That has something to do with the way that I was brought up. I went to a girls’ grammar school – albeit in the East End of London, it was a bit rough – and I was brought up to put men first, and to put others first. So I’ve had to unlearn a lot of those things. But I think a lot of women of my generation have had to do that. It’s a very English thing too; being brought up in Britain didn’t help.
I’ve had to work against some unbelievable cultural prejudices. Growing up in the East End during the ‘60s and ‘70s, it was this chauvinistic, racist culture, and even if you get educated, you’ve still got to work really hard because these things get embedded in you. That’s the challenge when we talk about feminism and how we can make women more equal to men, I think sometimes it has to be a very internal process, we have to build ourselves from within.
Good teaching helps; good friendship helps; I wouldn’t have been able to do this stuff without support. When I think about my mum…our dad ruled the house, absolutely ruled it. And he was an alcoholic and didn’t contribute very much, financially or morally…but she completely obeyed him. And I grew up with that model: to revere men, to put them on a pedestal, to believe that they were always right. So it was a big jump for me to go from there to being a liberated woman – and although I became one, I still get caught up by those cultural tropes
What do you think is the best way men can try to comprehend the sheer enormity of that struggle?
I think we have to keep talking. I don’t think it’s always helpful; the feminism that I grew up with was quite aggressive, and I was really uncomfortable with that – it was always sort of finger pointing, and I’m not sure that’s helpful. I certainly wouldn’t want to bring a son up in a world where they were made to feel that they weren’t worthy or they had to be quiet.
I think we have to keep fighting for women to have a greater place in those male universes: in political circles, in business groups, in the academy. I think that’s a fight that we are still not winning, for whatever reason. The very first question you asked me was related to men and women together, and I think having equal balances of men and women in those places of power is vital for our good health.
Working more and more towards that, reminding people – again, I could have been more courageous – when they are doing stuff that is upsetting you. You don’t have to do it in an aggressive way, you can do it in a loving way

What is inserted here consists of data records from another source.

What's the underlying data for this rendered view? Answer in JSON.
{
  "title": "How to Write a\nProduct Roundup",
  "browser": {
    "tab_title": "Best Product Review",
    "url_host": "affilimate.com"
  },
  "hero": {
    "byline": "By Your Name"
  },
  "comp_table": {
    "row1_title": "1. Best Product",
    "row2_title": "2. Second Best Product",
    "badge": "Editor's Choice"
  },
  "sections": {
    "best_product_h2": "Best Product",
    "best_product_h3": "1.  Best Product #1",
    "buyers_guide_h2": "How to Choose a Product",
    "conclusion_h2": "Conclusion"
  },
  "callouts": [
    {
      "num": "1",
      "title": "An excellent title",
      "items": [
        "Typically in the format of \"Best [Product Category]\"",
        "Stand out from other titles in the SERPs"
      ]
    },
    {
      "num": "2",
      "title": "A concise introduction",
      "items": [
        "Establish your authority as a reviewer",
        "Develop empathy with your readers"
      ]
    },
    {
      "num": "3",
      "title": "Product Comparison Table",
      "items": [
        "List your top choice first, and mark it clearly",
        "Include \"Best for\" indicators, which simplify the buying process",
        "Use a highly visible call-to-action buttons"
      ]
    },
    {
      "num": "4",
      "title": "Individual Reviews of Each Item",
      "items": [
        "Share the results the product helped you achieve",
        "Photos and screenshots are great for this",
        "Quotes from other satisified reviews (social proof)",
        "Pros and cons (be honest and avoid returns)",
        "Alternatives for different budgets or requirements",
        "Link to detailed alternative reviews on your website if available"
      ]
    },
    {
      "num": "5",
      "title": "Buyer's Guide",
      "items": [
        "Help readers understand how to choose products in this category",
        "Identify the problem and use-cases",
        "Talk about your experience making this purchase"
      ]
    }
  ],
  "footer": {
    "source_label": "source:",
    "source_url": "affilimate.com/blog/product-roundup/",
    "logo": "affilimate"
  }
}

The more we talk, the more we realise how similar we are, and I’m more interested in that than seeing how different we are. We have to keep working on our children and giving them permission to be male and female. They’re the major things, I would say.